* [Work instructions]
From the listing below, extract each line containing the string "إخفاء".

* [Material for this exercise]
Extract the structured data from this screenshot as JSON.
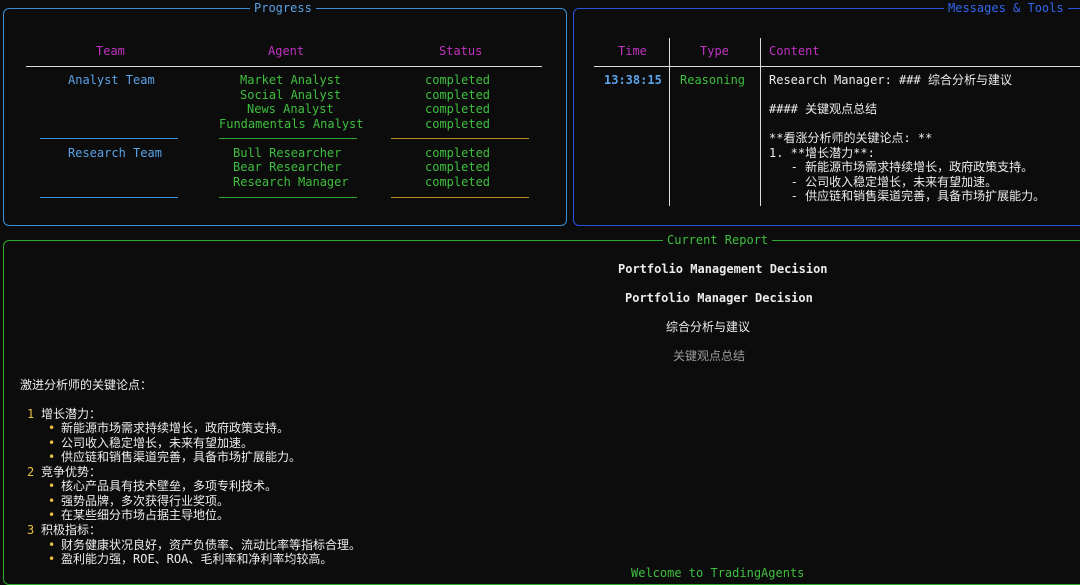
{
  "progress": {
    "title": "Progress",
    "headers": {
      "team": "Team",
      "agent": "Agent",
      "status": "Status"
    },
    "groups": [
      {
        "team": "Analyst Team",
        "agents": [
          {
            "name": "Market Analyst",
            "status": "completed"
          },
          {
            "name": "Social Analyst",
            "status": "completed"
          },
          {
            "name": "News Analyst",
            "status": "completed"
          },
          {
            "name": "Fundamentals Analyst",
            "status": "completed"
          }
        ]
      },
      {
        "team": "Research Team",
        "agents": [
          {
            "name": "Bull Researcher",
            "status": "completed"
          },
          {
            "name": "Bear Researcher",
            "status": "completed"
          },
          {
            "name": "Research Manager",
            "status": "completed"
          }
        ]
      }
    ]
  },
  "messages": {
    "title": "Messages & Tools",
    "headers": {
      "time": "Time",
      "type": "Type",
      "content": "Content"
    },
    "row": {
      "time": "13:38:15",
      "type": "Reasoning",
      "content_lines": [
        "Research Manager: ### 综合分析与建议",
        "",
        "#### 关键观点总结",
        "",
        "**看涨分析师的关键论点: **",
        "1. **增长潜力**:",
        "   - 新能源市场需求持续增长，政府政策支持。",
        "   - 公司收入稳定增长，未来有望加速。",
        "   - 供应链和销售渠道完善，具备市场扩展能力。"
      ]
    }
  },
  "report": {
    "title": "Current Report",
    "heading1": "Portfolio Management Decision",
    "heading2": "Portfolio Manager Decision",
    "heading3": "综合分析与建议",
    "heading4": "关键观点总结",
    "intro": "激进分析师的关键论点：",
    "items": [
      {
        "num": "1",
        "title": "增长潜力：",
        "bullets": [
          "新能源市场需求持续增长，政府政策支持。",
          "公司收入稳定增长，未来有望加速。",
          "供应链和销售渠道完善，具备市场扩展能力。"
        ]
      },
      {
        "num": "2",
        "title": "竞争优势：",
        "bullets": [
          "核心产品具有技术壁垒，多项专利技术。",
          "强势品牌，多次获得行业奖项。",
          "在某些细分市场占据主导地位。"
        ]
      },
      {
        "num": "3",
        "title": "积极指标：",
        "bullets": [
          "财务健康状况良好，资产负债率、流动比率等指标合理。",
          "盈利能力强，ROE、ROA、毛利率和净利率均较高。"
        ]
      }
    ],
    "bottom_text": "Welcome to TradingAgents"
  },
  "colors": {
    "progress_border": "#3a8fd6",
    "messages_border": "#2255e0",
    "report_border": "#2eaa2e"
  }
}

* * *

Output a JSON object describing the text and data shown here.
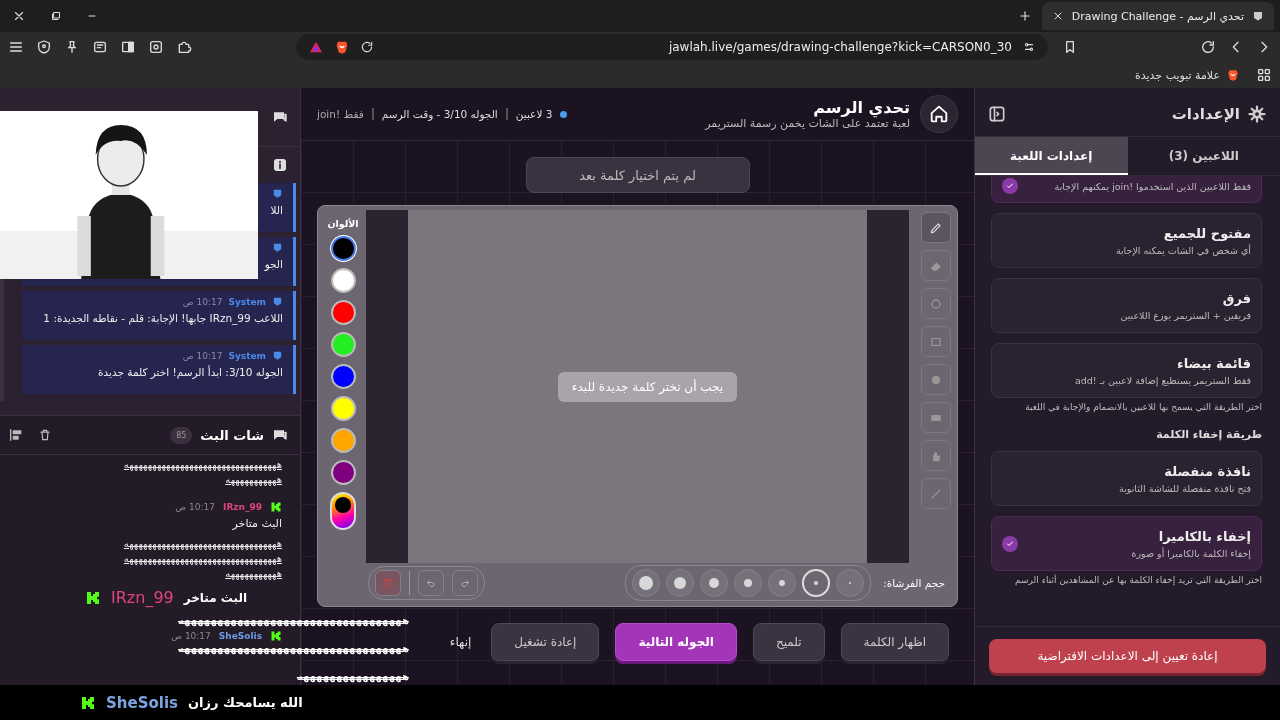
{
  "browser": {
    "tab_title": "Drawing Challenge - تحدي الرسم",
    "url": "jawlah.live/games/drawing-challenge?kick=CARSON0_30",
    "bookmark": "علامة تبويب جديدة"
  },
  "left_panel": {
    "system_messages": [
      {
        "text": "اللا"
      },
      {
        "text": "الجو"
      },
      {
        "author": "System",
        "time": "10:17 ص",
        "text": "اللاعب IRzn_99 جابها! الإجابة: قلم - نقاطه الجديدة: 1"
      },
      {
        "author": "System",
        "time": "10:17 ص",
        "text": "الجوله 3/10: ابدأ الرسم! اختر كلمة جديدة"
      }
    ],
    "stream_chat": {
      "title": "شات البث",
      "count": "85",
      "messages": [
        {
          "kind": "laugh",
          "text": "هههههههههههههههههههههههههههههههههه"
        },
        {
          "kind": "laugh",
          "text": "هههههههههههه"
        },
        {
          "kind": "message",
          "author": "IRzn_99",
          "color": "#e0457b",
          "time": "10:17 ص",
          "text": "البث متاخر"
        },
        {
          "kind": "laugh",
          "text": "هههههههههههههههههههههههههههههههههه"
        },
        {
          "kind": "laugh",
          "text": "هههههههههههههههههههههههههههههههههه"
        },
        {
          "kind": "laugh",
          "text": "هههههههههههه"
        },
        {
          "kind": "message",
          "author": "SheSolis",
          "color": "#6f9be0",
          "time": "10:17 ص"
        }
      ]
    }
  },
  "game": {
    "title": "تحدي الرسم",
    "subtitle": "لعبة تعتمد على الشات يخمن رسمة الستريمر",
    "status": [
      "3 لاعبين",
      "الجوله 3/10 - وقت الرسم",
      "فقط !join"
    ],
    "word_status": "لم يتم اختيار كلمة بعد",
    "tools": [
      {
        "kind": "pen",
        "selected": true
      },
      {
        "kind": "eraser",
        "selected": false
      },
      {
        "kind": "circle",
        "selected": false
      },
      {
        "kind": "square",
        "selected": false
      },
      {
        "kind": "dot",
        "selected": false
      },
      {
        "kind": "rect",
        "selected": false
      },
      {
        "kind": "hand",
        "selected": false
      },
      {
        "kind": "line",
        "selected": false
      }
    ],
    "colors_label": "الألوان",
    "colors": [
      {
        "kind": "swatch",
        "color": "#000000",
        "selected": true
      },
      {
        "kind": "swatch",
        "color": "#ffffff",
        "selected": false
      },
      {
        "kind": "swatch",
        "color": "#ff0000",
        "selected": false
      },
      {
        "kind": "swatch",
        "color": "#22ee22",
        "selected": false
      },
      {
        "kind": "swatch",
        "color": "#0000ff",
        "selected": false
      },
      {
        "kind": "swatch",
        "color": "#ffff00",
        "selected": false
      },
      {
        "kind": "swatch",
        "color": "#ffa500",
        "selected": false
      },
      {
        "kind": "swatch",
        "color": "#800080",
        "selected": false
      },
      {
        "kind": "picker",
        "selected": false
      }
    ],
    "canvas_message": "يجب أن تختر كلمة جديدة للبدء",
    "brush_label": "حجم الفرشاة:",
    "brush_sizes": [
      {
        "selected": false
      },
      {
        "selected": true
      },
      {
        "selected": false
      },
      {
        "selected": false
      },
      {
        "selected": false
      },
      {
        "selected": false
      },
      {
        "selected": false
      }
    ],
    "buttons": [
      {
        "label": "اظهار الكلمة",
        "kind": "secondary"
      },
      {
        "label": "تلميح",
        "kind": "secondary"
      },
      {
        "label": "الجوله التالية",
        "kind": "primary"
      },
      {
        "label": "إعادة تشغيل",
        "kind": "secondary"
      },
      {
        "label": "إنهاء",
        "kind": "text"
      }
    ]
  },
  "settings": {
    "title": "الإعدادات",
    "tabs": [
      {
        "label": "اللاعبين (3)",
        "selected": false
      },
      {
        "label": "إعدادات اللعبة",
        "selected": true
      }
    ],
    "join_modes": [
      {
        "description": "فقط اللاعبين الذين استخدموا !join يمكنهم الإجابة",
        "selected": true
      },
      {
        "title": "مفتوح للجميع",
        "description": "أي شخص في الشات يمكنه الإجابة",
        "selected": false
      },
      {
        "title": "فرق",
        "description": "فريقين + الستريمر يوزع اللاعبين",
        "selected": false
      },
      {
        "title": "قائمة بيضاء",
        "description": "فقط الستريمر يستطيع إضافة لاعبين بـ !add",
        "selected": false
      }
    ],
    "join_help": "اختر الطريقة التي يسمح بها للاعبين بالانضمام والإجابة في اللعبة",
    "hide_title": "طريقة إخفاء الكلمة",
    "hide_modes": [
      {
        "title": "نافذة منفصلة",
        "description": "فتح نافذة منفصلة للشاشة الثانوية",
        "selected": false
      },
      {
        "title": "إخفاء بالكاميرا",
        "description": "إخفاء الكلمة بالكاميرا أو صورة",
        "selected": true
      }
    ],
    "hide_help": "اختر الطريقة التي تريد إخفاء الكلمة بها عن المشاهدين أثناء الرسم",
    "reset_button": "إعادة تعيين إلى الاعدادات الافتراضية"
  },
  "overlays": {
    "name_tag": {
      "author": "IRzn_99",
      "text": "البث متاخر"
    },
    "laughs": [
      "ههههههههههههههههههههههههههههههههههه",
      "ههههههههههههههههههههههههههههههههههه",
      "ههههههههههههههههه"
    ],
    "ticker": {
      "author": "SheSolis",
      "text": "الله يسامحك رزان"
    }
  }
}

* [Output for this exercise]
    "hide_title": "طريقة إخفاء الكلمة",
        "title": "إخفاء بالكاميرا",
        "description": "إخفاء الكلمة بالكاميرا أو صورة",
    "hide_help": "اختر الطريقة التي تريد إخفاء الكلمة بها عن المشاهدين أثناء الرسم",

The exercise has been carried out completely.